* WHAT YOU SHOULD DO: Look through the lines below; wherever the word "this" appears, copy that line.

* MATERIAL FOR THE TASK:

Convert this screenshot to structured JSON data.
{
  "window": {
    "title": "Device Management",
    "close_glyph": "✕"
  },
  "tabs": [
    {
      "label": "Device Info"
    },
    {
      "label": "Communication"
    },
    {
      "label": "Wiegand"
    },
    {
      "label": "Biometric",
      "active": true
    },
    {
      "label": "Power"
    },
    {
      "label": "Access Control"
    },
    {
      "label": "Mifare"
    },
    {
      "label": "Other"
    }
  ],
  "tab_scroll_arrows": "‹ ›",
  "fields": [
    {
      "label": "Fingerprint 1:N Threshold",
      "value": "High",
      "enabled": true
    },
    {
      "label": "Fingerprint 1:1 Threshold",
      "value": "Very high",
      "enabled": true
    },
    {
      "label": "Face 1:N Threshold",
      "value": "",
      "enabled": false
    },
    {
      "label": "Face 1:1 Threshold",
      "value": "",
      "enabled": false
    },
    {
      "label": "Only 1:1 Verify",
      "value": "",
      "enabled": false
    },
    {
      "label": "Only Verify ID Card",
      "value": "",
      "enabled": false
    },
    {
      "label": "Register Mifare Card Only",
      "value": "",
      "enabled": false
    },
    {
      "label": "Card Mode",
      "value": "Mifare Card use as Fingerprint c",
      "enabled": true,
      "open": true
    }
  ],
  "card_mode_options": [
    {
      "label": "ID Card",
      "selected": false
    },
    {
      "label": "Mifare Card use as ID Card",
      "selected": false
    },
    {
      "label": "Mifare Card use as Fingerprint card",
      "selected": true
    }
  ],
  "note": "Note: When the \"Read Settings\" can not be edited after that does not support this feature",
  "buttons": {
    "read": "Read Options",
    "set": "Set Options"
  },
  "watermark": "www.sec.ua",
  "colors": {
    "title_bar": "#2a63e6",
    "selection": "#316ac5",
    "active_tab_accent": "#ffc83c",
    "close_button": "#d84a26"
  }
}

* OUTPUT OF THE TASK:
Convert this screenshot to structured JSON data.
  "note": "Note: When the \"Read Settings\" can not be edited after that does not support this feature",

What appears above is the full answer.